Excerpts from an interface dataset

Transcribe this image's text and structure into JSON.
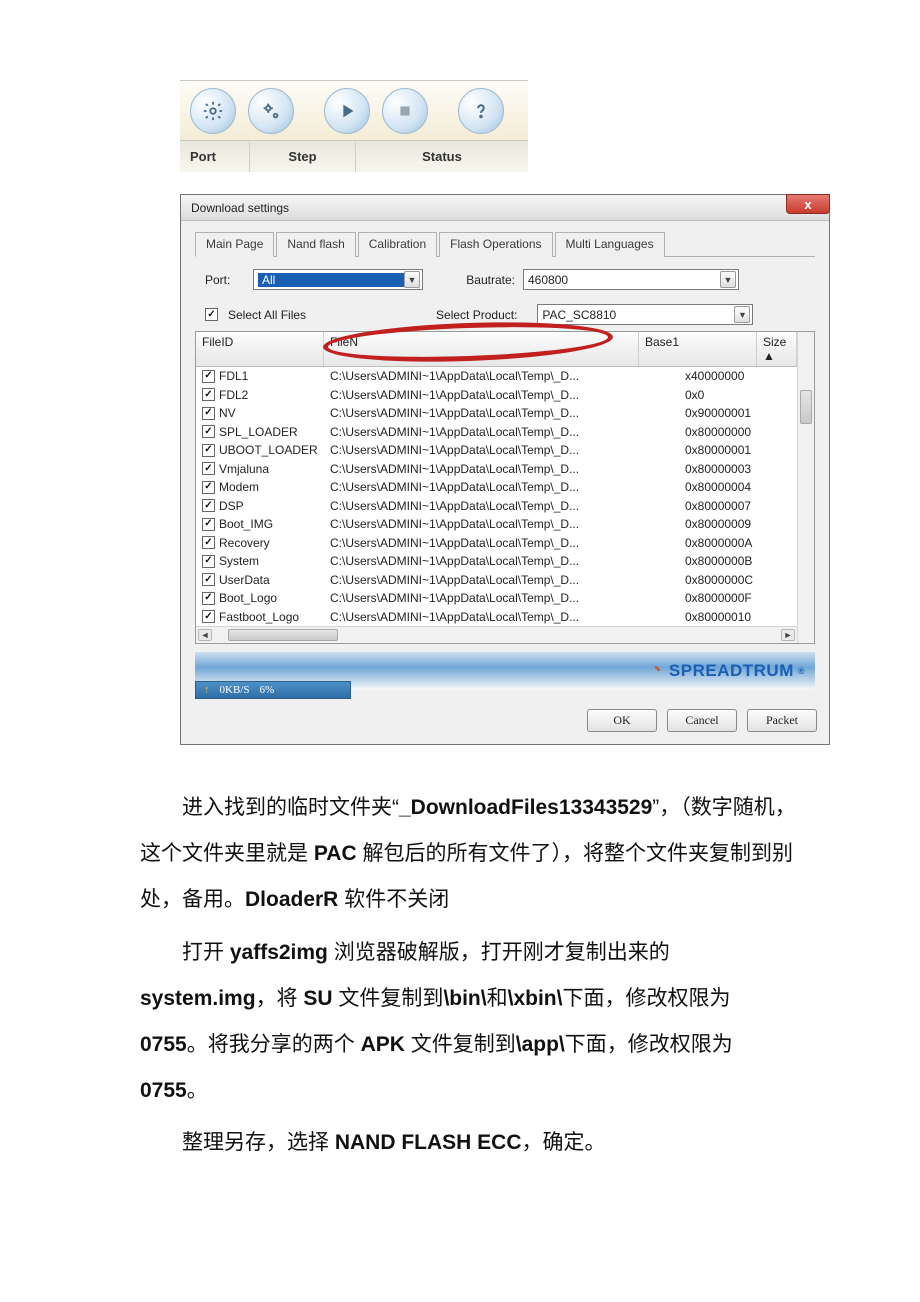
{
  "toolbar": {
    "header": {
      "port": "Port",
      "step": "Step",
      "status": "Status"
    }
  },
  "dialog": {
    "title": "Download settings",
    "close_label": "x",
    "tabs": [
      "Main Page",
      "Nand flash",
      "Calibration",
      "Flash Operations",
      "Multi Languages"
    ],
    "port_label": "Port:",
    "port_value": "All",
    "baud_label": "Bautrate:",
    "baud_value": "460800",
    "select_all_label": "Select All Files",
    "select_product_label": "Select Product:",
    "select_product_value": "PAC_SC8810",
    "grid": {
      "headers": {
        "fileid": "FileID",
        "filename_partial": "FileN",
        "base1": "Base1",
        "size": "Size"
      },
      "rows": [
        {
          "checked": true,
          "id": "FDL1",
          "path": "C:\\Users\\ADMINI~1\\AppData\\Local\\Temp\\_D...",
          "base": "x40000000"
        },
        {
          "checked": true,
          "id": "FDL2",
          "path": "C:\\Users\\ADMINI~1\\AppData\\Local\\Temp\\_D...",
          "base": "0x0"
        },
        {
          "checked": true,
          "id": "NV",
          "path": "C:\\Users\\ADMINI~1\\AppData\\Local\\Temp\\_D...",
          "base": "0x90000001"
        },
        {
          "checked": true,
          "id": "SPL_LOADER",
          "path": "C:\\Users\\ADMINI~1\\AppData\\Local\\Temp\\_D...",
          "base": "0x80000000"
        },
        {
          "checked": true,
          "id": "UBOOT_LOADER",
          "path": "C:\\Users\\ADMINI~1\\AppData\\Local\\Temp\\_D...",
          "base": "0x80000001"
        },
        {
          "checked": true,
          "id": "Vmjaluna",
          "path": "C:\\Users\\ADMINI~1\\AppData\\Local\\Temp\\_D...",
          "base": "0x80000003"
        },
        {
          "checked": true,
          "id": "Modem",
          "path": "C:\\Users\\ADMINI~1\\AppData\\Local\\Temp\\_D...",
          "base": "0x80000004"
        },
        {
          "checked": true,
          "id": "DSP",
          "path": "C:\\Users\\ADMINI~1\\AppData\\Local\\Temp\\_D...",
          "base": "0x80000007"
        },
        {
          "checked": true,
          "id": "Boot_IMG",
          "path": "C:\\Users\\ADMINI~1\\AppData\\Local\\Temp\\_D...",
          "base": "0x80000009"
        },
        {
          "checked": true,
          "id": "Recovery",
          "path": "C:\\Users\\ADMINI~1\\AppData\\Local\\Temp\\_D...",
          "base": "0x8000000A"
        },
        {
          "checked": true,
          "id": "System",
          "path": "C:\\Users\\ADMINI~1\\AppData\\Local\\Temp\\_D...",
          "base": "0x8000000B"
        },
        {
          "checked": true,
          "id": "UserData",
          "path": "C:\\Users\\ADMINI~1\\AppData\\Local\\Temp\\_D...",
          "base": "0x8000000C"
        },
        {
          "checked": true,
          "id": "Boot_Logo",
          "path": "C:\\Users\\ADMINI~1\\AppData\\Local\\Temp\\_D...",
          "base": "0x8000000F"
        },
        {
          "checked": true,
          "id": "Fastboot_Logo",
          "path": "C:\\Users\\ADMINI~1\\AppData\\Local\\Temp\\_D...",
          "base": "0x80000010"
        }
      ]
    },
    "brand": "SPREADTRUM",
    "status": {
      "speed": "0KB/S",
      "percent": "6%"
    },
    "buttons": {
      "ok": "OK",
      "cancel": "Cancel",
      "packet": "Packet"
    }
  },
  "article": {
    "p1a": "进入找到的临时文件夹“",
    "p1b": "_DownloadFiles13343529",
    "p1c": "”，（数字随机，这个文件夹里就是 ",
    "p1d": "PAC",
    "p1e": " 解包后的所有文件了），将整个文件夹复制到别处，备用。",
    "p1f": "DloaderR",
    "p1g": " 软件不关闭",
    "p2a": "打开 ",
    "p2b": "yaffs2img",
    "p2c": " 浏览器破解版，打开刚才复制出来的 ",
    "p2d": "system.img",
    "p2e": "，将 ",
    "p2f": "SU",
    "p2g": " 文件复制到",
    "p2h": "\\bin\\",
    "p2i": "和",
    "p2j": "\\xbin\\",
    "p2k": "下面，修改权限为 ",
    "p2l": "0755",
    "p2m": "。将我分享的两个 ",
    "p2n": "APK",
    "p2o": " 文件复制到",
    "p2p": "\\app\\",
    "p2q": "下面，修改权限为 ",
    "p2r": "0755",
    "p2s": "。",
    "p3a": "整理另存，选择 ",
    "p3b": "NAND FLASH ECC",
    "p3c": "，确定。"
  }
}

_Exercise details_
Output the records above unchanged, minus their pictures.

_Written response_
Transcribe this image's text and structure into JSON.
{
  "toolbar": {
    "header": {
      "port": "Port",
      "step": "Step",
      "status": "Status"
    }
  },
  "dialog": {
    "title": "Download settings",
    "close_label": "x",
    "tabs": [
      "Main Page",
      "Nand flash",
      "Calibration",
      "Flash Operations",
      "Multi Languages"
    ],
    "port_label": "Port:",
    "port_value": "All",
    "baud_label": "Bautrate:",
    "baud_value": "460800",
    "select_all_label": "Select All Files",
    "select_product_label": "Select Product:",
    "select_product_value": "PAC_SC8810",
    "grid": {
      "headers": {
        "fileid": "FileID",
        "filename_partial": "FileN",
        "base1": "Base1",
        "size": "Size"
      },
      "rows": [
        {
          "checked": true,
          "id": "FDL1",
          "path": "C:\\Users\\ADMINI~1\\AppData\\Local\\Temp\\_D...",
          "base": "x40000000"
        },
        {
          "checked": true,
          "id": "FDL2",
          "path": "C:\\Users\\ADMINI~1\\AppData\\Local\\Temp\\_D...",
          "base": "0x0"
        },
        {
          "checked": true,
          "id": "NV",
          "path": "C:\\Users\\ADMINI~1\\AppData\\Local\\Temp\\_D...",
          "base": "0x90000001"
        },
        {
          "checked": true,
          "id": "SPL_LOADER",
          "path": "C:\\Users\\ADMINI~1\\AppData\\Local\\Temp\\_D...",
          "base": "0x80000000"
        },
        {
          "checked": true,
          "id": "UBOOT_LOADER",
          "path": "C:\\Users\\ADMINI~1\\AppData\\Local\\Temp\\_D...",
          "base": "0x80000001"
        },
        {
          "checked": true,
          "id": "Vmjaluna",
          "path": "C:\\Users\\ADMINI~1\\AppData\\Local\\Temp\\_D...",
          "base": "0x80000003"
        },
        {
          "checked": true,
          "id": "Modem",
          "path": "C:\\Users\\ADMINI~1\\AppData\\Local\\Temp\\_D...",
          "base": "0x80000004"
        },
        {
          "checked": true,
          "id": "DSP",
          "path": "C:\\Users\\ADMINI~1\\AppData\\Local\\Temp\\_D...",
          "base": "0x80000007"
        },
        {
          "checked": true,
          "id": "Boot_IMG",
          "path": "C:\\Users\\ADMINI~1\\AppData\\Local\\Temp\\_D...",
          "base": "0x80000009"
        },
        {
          "checked": true,
          "id": "Recovery",
          "path": "C:\\Users\\ADMINI~1\\AppData\\Local\\Temp\\_D...",
          "base": "0x8000000A"
        },
        {
          "checked": true,
          "id": "System",
          "path": "C:\\Users\\ADMINI~1\\AppData\\Local\\Temp\\_D...",
          "base": "0x8000000B"
        },
        {
          "checked": true,
          "id": "UserData",
          "path": "C:\\Users\\ADMINI~1\\AppData\\Local\\Temp\\_D...",
          "base": "0x8000000C"
        },
        {
          "checked": true,
          "id": "Boot_Logo",
          "path": "C:\\Users\\ADMINI~1\\AppData\\Local\\Temp\\_D...",
          "base": "0x8000000F"
        },
        {
          "checked": true,
          "id": "Fastboot_Logo",
          "path": "C:\\Users\\ADMINI~1\\AppData\\Local\\Temp\\_D...",
          "base": "0x80000010"
        }
      ]
    },
    "brand": "SPREADTRUM",
    "status": {
      "speed": "0KB/S",
      "percent": "6%"
    },
    "buttons": {
      "ok": "OK",
      "cancel": "Cancel",
      "packet": "Packet"
    }
  },
  "article": {
    "p1a": "进入找到的临时文件夹“",
    "p1b": "_DownloadFiles13343529",
    "p1c": "”，（数字随机，这个文件夹里就是 ",
    "p1d": "PAC",
    "p1e": " 解包后的所有文件了），将整个文件夹复制到别处，备用。",
    "p1f": "DloaderR",
    "p1g": " 软件不关闭",
    "p2a": "打开 ",
    "p2b": "yaffs2img",
    "p2c": " 浏览器破解版，打开刚才复制出来的 ",
    "p2d": "system.img",
    "p2e": "，将 ",
    "p2f": "SU",
    "p2g": " 文件复制到",
    "p2h": "\\bin\\",
    "p2i": "和",
    "p2j": "\\xbin\\",
    "p2k": "下面，修改权限为 ",
    "p2l": "0755",
    "p2m": "。将我分享的两个 ",
    "p2n": "APK",
    "p2o": " 文件复制到",
    "p2p": "\\app\\",
    "p2q": "下面，修改权限为 ",
    "p2r": "0755",
    "p2s": "。",
    "p3a": "整理另存，选择 ",
    "p3b": "NAND FLASH ECC",
    "p3c": "，确定。"
  }
}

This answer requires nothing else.